▶ [EXERCISE DIRECTIONS] Below are some records. Count the lines with "Started" in them and give nothing but the total.
* * *
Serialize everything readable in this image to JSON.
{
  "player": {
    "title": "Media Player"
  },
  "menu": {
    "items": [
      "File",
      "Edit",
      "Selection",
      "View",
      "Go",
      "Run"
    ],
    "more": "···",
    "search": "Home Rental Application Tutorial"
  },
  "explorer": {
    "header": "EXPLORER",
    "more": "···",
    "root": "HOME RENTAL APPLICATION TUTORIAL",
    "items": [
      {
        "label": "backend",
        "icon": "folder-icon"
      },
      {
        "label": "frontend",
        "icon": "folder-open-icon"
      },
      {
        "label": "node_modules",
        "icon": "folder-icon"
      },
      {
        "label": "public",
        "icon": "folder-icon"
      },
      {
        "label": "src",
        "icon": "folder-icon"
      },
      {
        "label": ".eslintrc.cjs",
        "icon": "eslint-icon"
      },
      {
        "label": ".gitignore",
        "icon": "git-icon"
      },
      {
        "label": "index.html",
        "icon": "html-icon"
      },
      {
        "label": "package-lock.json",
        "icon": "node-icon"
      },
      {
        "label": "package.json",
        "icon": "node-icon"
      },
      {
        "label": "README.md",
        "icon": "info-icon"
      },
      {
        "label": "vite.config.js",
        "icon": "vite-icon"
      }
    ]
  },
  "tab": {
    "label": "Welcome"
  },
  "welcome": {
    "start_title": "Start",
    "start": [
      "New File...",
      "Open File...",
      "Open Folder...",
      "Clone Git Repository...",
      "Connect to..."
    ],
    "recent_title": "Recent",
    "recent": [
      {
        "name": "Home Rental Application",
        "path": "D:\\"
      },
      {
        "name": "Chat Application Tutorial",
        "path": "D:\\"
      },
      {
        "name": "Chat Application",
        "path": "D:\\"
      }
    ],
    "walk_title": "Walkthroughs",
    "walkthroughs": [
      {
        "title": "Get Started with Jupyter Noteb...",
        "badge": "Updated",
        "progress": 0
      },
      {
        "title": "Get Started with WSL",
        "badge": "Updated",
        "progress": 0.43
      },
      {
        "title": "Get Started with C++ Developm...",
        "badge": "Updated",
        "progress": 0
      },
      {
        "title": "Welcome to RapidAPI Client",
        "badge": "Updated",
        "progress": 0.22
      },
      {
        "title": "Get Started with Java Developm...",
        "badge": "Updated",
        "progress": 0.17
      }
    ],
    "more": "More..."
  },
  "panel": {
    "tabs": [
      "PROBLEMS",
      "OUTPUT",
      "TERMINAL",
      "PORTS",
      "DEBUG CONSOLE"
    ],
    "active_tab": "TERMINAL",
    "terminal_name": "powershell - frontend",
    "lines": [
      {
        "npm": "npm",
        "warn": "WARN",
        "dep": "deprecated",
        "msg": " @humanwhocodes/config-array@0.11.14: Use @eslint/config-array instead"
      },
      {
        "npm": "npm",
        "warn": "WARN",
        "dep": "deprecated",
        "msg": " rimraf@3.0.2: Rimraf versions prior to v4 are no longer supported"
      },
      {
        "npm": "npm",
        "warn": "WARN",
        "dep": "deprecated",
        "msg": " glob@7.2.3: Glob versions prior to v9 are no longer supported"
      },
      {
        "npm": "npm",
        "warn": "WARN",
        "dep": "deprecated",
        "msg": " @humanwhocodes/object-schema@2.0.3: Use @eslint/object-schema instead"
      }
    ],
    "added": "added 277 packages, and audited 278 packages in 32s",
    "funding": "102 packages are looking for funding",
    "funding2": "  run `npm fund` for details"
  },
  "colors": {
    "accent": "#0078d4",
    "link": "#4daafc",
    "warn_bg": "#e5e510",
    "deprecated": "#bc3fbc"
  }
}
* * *
▶ [ANSWER TO THE PROBLEM] 4